Exhaustive Observations and Commentaries on Fashion

As though the exhibition space has been turned into a fashion show catwalk, visitors enter along a raised white platform, observed on either side by the royalty of the fashion industry: Gaultier, Klein and Lacroix.

poster for Martin Parr

Martin Parr "Fashion Magazine"

at Tokyo Photographic Art Museum
in the Ebisu, Daikanyama area
This event has ended - (2007-07-07 - 2007-08-26)

In Reviews by Meighan Ellis 2007-08-16

 Not in person, of course. These are spot lit, framed photographs, from Parr’s Couture Kisses 2005 series, offering glimpses into life backstage at fashion shows. Following this dramatic entrance, in the first room, large scale, garish and technicolour prints from his series Dakar 2001, as well as other images from the series Colour On The Beach 2001 and Miami Fashion 2004 are all hung in a succession of tight displays. For fans of Parr’s work and his distinct stylistic traits, this is one of the stronger and bolder sections of the show.

For me, the most dynamic images are in the Reines de la Nuit 2005 series, which are featured in the last gallery. The scale and composition alone makes these works engaging, and I found myself drawn into the seemingly wet, rich colours and the lavishly detailed depiction of these bourgeois women dripping in jewels, luxurious fabric and glistening makeup.

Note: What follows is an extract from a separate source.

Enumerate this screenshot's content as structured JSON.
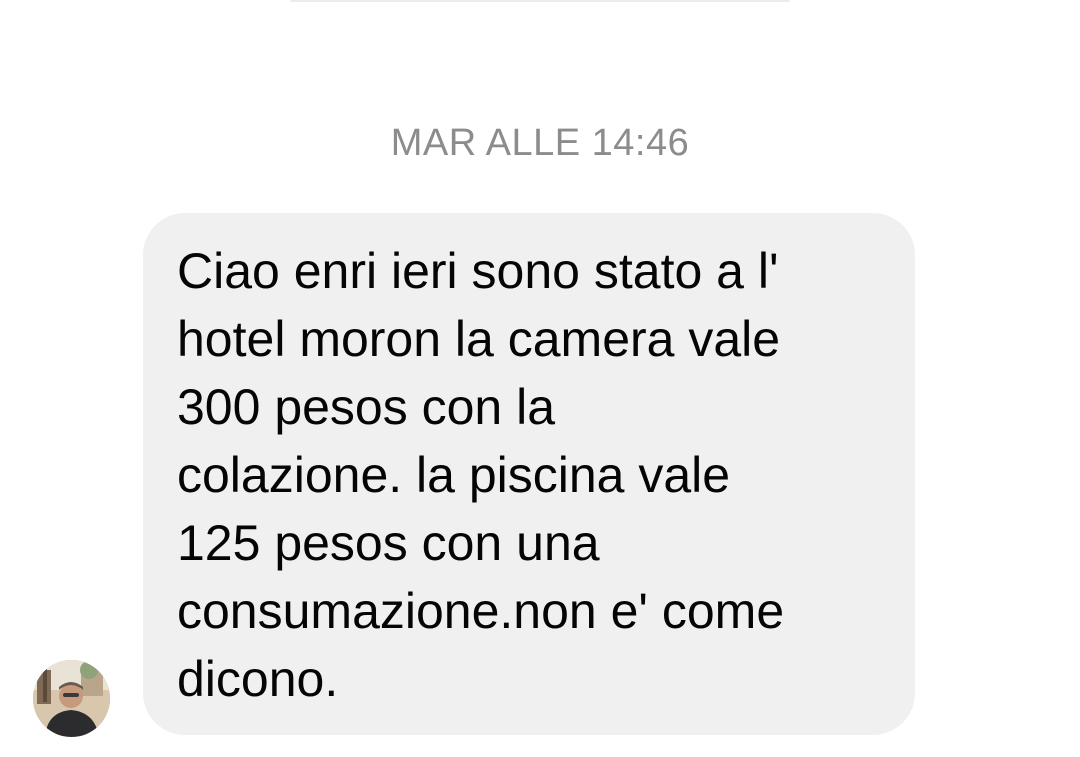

Already familiar with Parr’s predominately documentary style, an eclectic collection of photographic books published by Magnum and his more recent work as a commercial photographer, I first encountered Parr’s fashion and advertising work in his monograph ‘Fashion Magazine’ in 2005 at the Rocket Gallery in East London. That particular show had a more vibrant, unrestrained energy to it, possibly due to a more succinct display, the expansive scale of the prints and a space that added to the dynamics of the work.


By contrast, the works in this exhibition are a little lost in this museum’s plain and fairly outdated interior. While it should go without saying that the curators have given some consideration to the presentation of Parr’s photographs, their overall approach has been inconsistent, making for a weak and unchallenging display. Individual series are packed so close to each other that it is as if each of Parr’s photographic inquiries cancels out the previous one. There are a couple of lovely details, however: the catwalk trajectory at the entrance, the dizzying graphic wallpaper print of miniature portraits, and the insignia of Parr on a pastel lemon backdrop.

The overall impression is that this show feels like a ‘Best Of…’ collection or a ‘Hit List’ of his fashion work that has been featured in ‘Fashion Magazine’ and some of his previously published monographs. However, this exhibition certainly reveals the variety of his approaches – both stylistic and sociological – to his subjects, investigating and frequently poking fun at the many layers of pretence and posturing of the fashion industry that has become such a dominant obsession in our culture.

Meighan Ellis

Meighan Ellis. Born on the eve of Halloween in the year of the Tiger on the shores of New Zealand. Since graduating from Victoria University School of Architecture and Design, she has been lecturing on photography at universities in both New Zealand and Japan. Having spent the last two years working and living in London and Sydney as a freelance creative focusing mainly on photography, writing, collaborative projects and contributing to various international magazines, she's back and currently can be found wandering around the Tokyo machine, camera(s), pencils and phone in hand. » See other writings

Comments

About TABlog

TABlog's writers deliver regular reviews, features and interviews to stimulate discussion about all sides of Tokyo's creative scene.

The views expressed on TABlog are those of the author and do not necessarily reflect those of their employers, or Tokyo Art Beat, or the Gadago NPO.

All content on this site is © their respective owner(s).
Tokyo Art Beat (2004 - 2019) - About - Contact - Privacy - Terms of Use